The relationship between robustness and evolvability is complex because robust populations harbour a large diversity of neutral genotypes that may be important in adaptation. Although neutral mutations do not change an organism’s phenotype, they may nevertheless have epistatic consequences for the phenotypic effects of subsequent mutations. In particular, a neutral mutation can alter an individual’s ‘phenotypic neighbourhood’, that is, the set of distinct phenotypes that the individual can access through a further mutation. Pioneering studies based on RNA folding and network dynamics suggest that genotypes expressing a particular phenotype are often linked by neutral mutations into a large neutral network, and that members of a neutral network differ widely in their phenotypic neighbourhoods. Numerous studies have documented the importance of neutral variation in allowing a

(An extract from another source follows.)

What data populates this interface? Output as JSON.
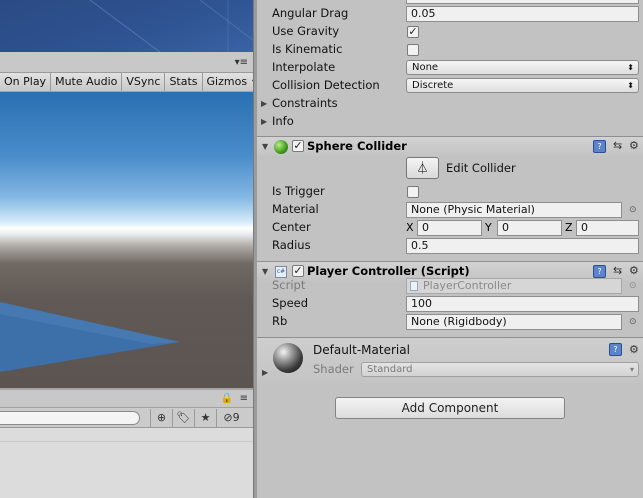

population to access adaptive phenotypes, and neutral networks have consequently been proposed to facilitate adaptation. (Draghi et al. Nature Vol. 463, 21 January 2010).